_Instructions for the task_
Please copy the listing that follows exactly, leaving out any pictures.

_Exercise data_

....

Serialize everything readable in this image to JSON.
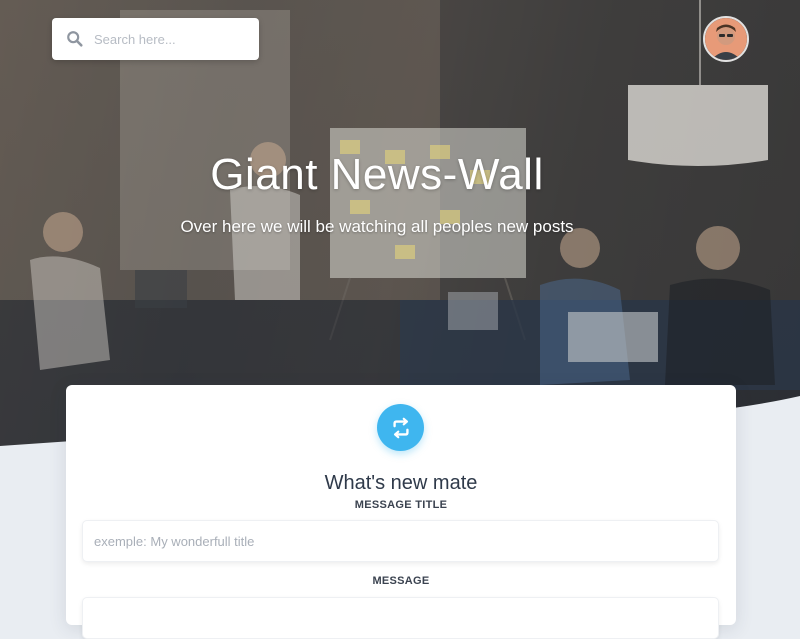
{
  "search": {
    "placeholder": "Search here..."
  },
  "user": {
    "avatar_alt": "User avatar"
  },
  "hero": {
    "title": "Giant News-Wall",
    "subtitle": "Over here we will be watching all peoples new posts"
  },
  "post_form": {
    "icon": "repost-icon",
    "heading": "What's new mate",
    "title_label": "MESSAGE TITLE",
    "title_placeholder": "exemple: My wonderfull title",
    "message_label": "MESSAGE",
    "message_placeholder": ""
  },
  "colors": {
    "accent": "#3fb6ef",
    "page_background": "#e9edf2",
    "card_background": "#ffffff",
    "heading_text": "#2f3a4a"
  }
}
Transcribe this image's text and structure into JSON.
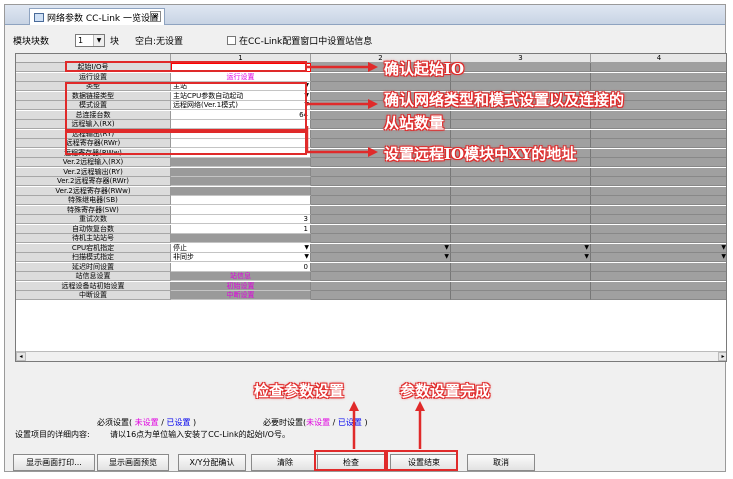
{
  "tab": {
    "title": "网络参数 CC-Link 一览设置",
    "close_label": "×"
  },
  "toolbar": {
    "module_count_label": "模块块数",
    "module_count_value": "1",
    "unit_label": "块",
    "blank_label": "空白:无设置",
    "checkbox_label": "在CC-Link配置窗口中设置站信息"
  },
  "grid": {
    "columns": [
      "1",
      "2",
      "3",
      "4"
    ],
    "rows": [
      {
        "label": "起始I/O号",
        "value": ""
      },
      {
        "label": "运行设置",
        "value": "运行设置"
      },
      {
        "label": "类型",
        "value": "主站"
      },
      {
        "label": "数据链接类型",
        "value": "主站CPU参数自动起动"
      },
      {
        "label": "模式设置",
        "value": "远程网络(Ver.1模式)"
      },
      {
        "label": "总连接台数",
        "value": "64"
      },
      {
        "label": "远程输入(RX)",
        "value": ""
      },
      {
        "label": "远程输出(RY)",
        "value": ""
      },
      {
        "label": "远程寄存器(RWr)",
        "value": ""
      },
      {
        "label": "远程寄存器(RWw)",
        "value": ""
      },
      {
        "label": "Ver.2远程输入(RX)",
        "value": ""
      },
      {
        "label": "Ver.2远程输出(RY)",
        "value": ""
      },
      {
        "label": "Ver.2远程寄存器(RWr)",
        "value": ""
      },
      {
        "label": "Ver.2远程寄存器(RWw)",
        "value": ""
      },
      {
        "label": "特殊继电器(SB)",
        "value": ""
      },
      {
        "label": "特殊寄存器(SW)",
        "value": ""
      },
      {
        "label": "重试次数",
        "value": "3"
      },
      {
        "label": "自动恢复台数",
        "value": "1"
      },
      {
        "label": "待机主站站号",
        "value": ""
      },
      {
        "label": "CPU宕机指定",
        "value": "停止"
      },
      {
        "label": "扫描模式指定",
        "value": "非同步"
      },
      {
        "label": "延迟时间设置",
        "value": "0"
      },
      {
        "label": "站信息设置",
        "value": "站信息"
      },
      {
        "label": "远程设备站初始设置",
        "value": "初始设置"
      },
      {
        "label": "中断设置",
        "value": "中断设置"
      }
    ]
  },
  "annotations": {
    "start_io": "确认起始IO",
    "network_type_line1": "确认网络类型和模式设置以及连接的",
    "network_type_line2": "从站数量",
    "remote_xy": "设置远程IO模块中XY的地址",
    "check_params": "检查参数设置",
    "params_done": "参数设置完成"
  },
  "legend": {
    "required_prefix": "必须设置(",
    "not_set": "未设置",
    "slash": "/",
    "set": "已设置",
    "suffix": ")",
    "optional_prefix": "必要时设置(",
    "detail_label": "设置项目的详细内容:",
    "detail_text": "请以16点为单位输入安装了CC-Link的起始I/O号。"
  },
  "buttons": {
    "print": "显示画面打印...",
    "preview": "显示画面预览",
    "xy_confirm": "X/Y分配确认",
    "clear": "清除",
    "check": "检查",
    "finish": "设置结束",
    "cancel": "取消"
  },
  "colors": {
    "annotation": "#e02a2a",
    "not_set": "#e000e0",
    "set": "#0000ee"
  }
}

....

_Task output_
Serialize everything readable in this image to JSON.
{
  "search": {
    "placeholder": "Search here..."
  },
  "user": {
    "avatar_alt": "User avatar"
  },
  "hero": {
    "title": "Giant News-Wall",
    "subtitle": "Over here we will be watching all peoples new posts"
  },
  "post_form": {
    "icon": "repost-icon",
    "heading": "What's new mate",
    "title_label": "MESSAGE TITLE",
    "title_placeholder": "exemple: My wonderfull title",
    "message_label": "MESSAGE",
    "message_placeholder": ""
  },
  "colors": {
    "accent": "#3fb6ef",
    "page_background": "#e9edf2",
    "card_background": "#ffffff",
    "heading_text": "#2f3a4a"
  }
}
Transcribe this image's text and structure into JSON.
{
  "tab": {
    "title": "网络参数 CC-Link 一览设置",
    "close_label": "×"
  },
  "toolbar": {
    "module_count_label": "模块块数",
    "module_count_value": "1",
    "unit_label": "块",
    "blank_label": "空白:无设置",
    "checkbox_label": "在CC-Link配置窗口中设置站信息"
  },
  "grid": {
    "columns": [
      "1",
      "2",
      "3",
      "4"
    ],
    "rows": [
      {
        "label": "起始I/O号",
        "value": ""
      },
      {
        "label": "运行设置",
        "value": "运行设置"
      },
      {
        "label": "类型",
        "value": "主站"
      },
      {
        "label": "数据链接类型",
        "value": "主站CPU参数自动起动"
      },
      {
        "label": "模式设置",
        "value": "远程网络(Ver.1模式)"
      },
      {
        "label": "总连接台数",
        "value": "64"
      },
      {
        "label": "远程输入(RX)",
        "value": ""
      },
      {
        "label": "远程输出(RY)",
        "value": ""
      },
      {
        "label": "远程寄存器(RWr)",
        "value": ""
      },
      {
        "label": "远程寄存器(RWw)",
        "value": ""
      },
      {
        "label": "Ver.2远程输入(RX)",
        "value": ""
      },
      {
        "label": "Ver.2远程输出(RY)",
        "value": ""
      },
      {
        "label": "Ver.2远程寄存器(RWr)",
        "value": ""
      },
      {
        "label": "Ver.2远程寄存器(RWw)",
        "value": ""
      },
      {
        "label": "特殊继电器(SB)",
        "value": ""
      },
      {
        "label": "特殊寄存器(SW)",
        "value": ""
      },
      {
        "label": "重试次数",
        "value": "3"
      },
      {
        "label": "自动恢复台数",
        "value": "1"
      },
      {
        "label": "待机主站站号",
        "value": ""
      },
      {
        "label": "CPU宕机指定",
        "value": "停止"
      },
      {
        "label": "扫描模式指定",
        "value": "非同步"
      },
      {
        "label": "延迟时间设置",
        "value": "0"
      },
      {
        "label": "站信息设置",
        "value": "站信息"
      },
      {
        "label": "远程设备站初始设置",
        "value": "初始设置"
      },
      {
        "label": "中断设置",
        "value": "中断设置"
      }
    ]
  },
  "annotations": {
    "start_io": "确认起始IO",
    "network_type_line1": "确认网络类型和模式设置以及连接的",
    "network_type_line2": "从站数量",
    "remote_xy": "设置远程IO模块中XY的地址",
    "check_params": "检查参数设置",
    "params_done": "参数设置完成"
  },
  "legend": {
    "required_prefix": "必须设置(",
    "not_set": "未设置",
    "slash": "/",
    "set": "已设置",
    "suffix": ")",
    "optional_prefix": "必要时设置(",
    "detail_label": "设置项目的详细内容:",
    "detail_text": "请以16点为单位输入安装了CC-Link的起始I/O号。"
  },
  "buttons": {
    "print": "显示画面打印...",
    "preview": "显示画面预览",
    "xy_confirm": "X/Y分配确认",
    "clear": "清除",
    "check": "检查",
    "finish": "设置结束",
    "cancel": "取消"
  },
  "colors": {
    "annotation": "#e02a2a",
    "not_set": "#e000e0",
    "set": "#0000ee"
  }
}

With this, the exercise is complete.